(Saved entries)
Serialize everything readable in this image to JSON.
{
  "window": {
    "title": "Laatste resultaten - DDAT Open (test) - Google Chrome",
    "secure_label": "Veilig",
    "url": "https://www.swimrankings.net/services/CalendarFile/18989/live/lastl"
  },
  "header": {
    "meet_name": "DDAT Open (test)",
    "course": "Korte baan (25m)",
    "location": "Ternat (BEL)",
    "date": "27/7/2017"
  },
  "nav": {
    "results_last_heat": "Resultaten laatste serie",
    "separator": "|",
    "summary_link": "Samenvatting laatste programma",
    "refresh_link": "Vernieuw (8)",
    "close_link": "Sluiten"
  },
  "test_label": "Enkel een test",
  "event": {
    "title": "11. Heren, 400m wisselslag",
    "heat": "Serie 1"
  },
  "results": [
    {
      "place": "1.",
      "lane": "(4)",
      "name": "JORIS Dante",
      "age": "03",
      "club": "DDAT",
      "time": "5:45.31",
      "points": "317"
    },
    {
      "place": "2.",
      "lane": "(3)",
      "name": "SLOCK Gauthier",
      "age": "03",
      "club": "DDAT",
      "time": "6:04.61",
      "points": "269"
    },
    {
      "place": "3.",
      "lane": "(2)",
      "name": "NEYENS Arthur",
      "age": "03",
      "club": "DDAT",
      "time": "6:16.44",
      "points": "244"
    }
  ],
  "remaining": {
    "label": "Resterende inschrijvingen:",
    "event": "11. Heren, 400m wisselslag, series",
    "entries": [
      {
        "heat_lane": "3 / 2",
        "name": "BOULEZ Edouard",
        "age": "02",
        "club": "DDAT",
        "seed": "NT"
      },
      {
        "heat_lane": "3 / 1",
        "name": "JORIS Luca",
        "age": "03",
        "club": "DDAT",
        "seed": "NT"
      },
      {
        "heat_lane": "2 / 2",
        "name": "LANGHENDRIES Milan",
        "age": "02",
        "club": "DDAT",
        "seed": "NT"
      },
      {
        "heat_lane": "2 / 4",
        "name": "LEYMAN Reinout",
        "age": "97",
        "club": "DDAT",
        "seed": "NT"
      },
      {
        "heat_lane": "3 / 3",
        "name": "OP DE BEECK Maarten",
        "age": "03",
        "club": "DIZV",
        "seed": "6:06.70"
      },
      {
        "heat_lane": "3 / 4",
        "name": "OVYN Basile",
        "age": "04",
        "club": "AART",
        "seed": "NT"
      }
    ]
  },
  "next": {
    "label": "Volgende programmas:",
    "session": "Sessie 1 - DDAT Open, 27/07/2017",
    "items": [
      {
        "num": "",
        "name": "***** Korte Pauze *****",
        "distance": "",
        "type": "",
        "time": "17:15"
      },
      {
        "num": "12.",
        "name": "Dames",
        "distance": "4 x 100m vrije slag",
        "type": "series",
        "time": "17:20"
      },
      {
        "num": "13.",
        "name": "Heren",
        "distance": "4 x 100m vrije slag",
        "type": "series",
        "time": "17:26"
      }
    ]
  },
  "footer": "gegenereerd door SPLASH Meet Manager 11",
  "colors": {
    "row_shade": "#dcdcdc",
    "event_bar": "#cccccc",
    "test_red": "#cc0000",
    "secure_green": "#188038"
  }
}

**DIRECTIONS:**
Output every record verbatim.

**SOLUTION TO THE EXERCISE:**
Serialize everything readable in this image to JSON.
{
  "window": {
    "title": "Laatste resultaten - DDAT Open (test) - Google Chrome",
    "secure_label": "Veilig",
    "url": "https://www.swimrankings.net/services/CalendarFile/18989/live/lastl"
  },
  "header": {
    "meet_name": "DDAT Open (test)",
    "course": "Korte baan (25m)",
    "location": "Ternat (BEL)",
    "date": "27/7/2017"
  },
  "nav": {
    "results_last_heat": "Resultaten laatste serie",
    "separator": "|",
    "summary_link": "Samenvatting laatste programma",
    "refresh_link": "Vernieuw (8)",
    "close_link": "Sluiten"
  },
  "test_label": "Enkel een test",
  "event": {
    "title": "11. Heren, 400m wisselslag",
    "heat": "Serie 1"
  },
  "results": [
    {
      "place": "1.",
      "lane": "(4)",
      "name": "JORIS Dante",
      "age": "03",
      "club": "DDAT",
      "time": "5:45.31",
      "points": "317"
    },
    {
      "place": "2.",
      "lane": "(3)",
      "name": "SLOCK Gauthier",
      "age": "03",
      "club": "DDAT",
      "time": "6:04.61",
      "points": "269"
    },
    {
      "place": "3.",
      "lane": "(2)",
      "name": "NEYENS Arthur",
      "age": "03",
      "club": "DDAT",
      "time": "6:16.44",
      "points": "244"
    }
  ],
  "remaining": {
    "label": "Resterende inschrijvingen:",
    "event": "11. Heren, 400m wisselslag, series",
    "entries": [
      {
        "heat_lane": "3 / 2",
        "name": "BOULEZ Edouard",
        "age": "02",
        "club": "DDAT",
        "seed": "NT"
      },
      {
        "heat_lane": "3 / 1",
        "name": "JORIS Luca",
        "age": "03",
        "club": "DDAT",
        "seed": "NT"
      },
      {
        "heat_lane": "2 / 2",
        "name": "LANGHENDRIES Milan",
        "age": "02",
        "club": "DDAT",
        "seed": "NT"
      },
      {
        "heat_lane": "2 / 4",
        "name": "LEYMAN Reinout",
        "age": "97",
        "club": "DDAT",
        "seed": "NT"
      },
      {
        "heat_lane": "3 / 3",
        "name": "OP DE BEECK Maarten",
        "age": "03",
        "club": "DIZV",
        "seed": "6:06.70"
      },
      {
        "heat_lane": "3 / 4",
        "name": "OVYN Basile",
        "age": "04",
        "club": "AART",
        "seed": "NT"
      }
    ]
  },
  "next": {
    "label": "Volgende programmas:",
    "session": "Sessie 1 - DDAT Open, 27/07/2017",
    "items": [
      {
        "num": "",
        "name": "***** Korte Pauze *****",
        "distance": "",
        "type": "",
        "time": "17:15"
      },
      {
        "num": "12.",
        "name": "Dames",
        "distance": "4 x 100m vrije slag",
        "type": "series",
        "time": "17:20"
      },
      {
        "num": "13.",
        "name": "Heren",
        "distance": "4 x 100m vrije slag",
        "type": "series",
        "time": "17:26"
      }
    ]
  },
  "footer": "gegenereerd door SPLASH Meet Manager 11",
  "colors": {
    "row_shade": "#dcdcdc",
    "event_bar": "#cccccc",
    "test_red": "#cc0000",
    "secure_green": "#188038"
  }
}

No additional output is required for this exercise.